Repeat every entry in the listing below, exactly.
Top of Exercise materials
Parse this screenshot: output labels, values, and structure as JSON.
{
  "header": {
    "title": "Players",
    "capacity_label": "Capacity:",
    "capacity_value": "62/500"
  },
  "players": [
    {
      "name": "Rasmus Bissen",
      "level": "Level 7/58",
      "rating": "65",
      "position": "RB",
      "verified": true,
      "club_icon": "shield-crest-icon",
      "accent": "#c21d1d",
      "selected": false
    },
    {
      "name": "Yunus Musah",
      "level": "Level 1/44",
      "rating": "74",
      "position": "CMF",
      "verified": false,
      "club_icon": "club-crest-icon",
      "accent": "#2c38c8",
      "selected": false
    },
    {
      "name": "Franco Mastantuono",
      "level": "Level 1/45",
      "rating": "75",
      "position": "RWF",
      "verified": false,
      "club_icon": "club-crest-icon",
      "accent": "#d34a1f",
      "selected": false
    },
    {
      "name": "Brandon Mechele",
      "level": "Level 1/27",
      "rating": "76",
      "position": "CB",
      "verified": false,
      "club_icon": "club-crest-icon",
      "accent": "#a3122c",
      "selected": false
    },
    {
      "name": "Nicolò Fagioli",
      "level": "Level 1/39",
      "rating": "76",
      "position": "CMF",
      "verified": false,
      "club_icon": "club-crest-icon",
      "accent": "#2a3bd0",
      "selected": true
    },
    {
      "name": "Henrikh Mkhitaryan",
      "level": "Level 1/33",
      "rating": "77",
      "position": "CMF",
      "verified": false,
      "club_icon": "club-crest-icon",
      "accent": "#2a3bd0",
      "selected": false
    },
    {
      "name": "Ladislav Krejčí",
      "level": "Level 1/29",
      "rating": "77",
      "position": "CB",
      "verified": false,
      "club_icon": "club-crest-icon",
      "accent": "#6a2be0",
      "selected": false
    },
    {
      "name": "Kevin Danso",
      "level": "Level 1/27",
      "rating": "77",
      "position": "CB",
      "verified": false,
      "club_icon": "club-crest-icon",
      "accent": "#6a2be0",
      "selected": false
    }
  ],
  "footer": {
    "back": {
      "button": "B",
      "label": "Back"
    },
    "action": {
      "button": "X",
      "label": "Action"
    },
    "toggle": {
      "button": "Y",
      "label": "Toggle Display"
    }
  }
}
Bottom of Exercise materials
#### Reply to the task
Parse this screenshot: output labels, values, and structure as JSON.
{
  "header": {
    "title": "Players",
    "capacity_label": "Capacity:",
    "capacity_value": "62/500"
  },
  "players": [
    {
      "name": "Rasmus Bissen",
      "level": "Level 7/58",
      "rating": "65",
      "position": "RB",
      "verified": true,
      "club_icon": "shield-crest-icon",
      "accent": "#c21d1d",
      "selected": false
    },
    {
      "name": "Yunus Musah",
      "level": "Level 1/44",
      "rating": "74",
      "position": "CMF",
      "verified": false,
      "club_icon": "club-crest-icon",
      "accent": "#2c38c8",
      "selected": false
    },
    {
      "name": "Franco Mastantuono",
      "level": "Level 1/45",
      "rating": "75",
      "position": "RWF",
      "verified": false,
      "club_icon": "club-crest-icon",
      "accent": "#d34a1f",
      "selected": false
    },
    {
      "name": "Brandon Mechele",
      "level": "Level 1/27",
      "rating": "76",
      "position": "CB",
      "verified": false,
      "club_icon": "club-crest-icon",
      "accent": "#a3122c",
      "selected": false
    },
    {
      "name": "Nicolò Fagioli",
      "level": "Level 1/39",
      "rating": "76",
      "position": "CMF",
      "verified": false,
      "club_icon": "club-crest-icon",
      "accent": "#2a3bd0",
      "selected": true
    },
    {
      "name": "Henrikh Mkhitaryan",
      "level": "Level 1/33",
      "rating": "77",
      "position": "CMF",
      "verified": false,
      "club_icon": "club-crest-icon",
      "accent": "#2a3bd0",
      "selected": false
    },
    {
      "name": "Ladislav Krejčí",
      "level": "Level 1/29",
      "rating": "77",
      "position": "CB",
      "verified": false,
      "club_icon": "club-crest-icon",
      "accent": "#6a2be0",
      "selected": false
    },
    {
      "name": "Kevin Danso",
      "level": "Level 1/27",
      "rating": "77",
      "position": "CB",
      "verified": false,
      "club_icon": "club-crest-icon",
      "accent": "#6a2be0",
      "selected": false
    }
  ],
  "footer": {
    "back": {
      "button": "B",
      "label": "Back"
    },
    "action": {
      "button": "X",
      "label": "Action"
    },
    "toggle": {
      "button": "Y",
      "label": "Toggle Display"
    }
  }
}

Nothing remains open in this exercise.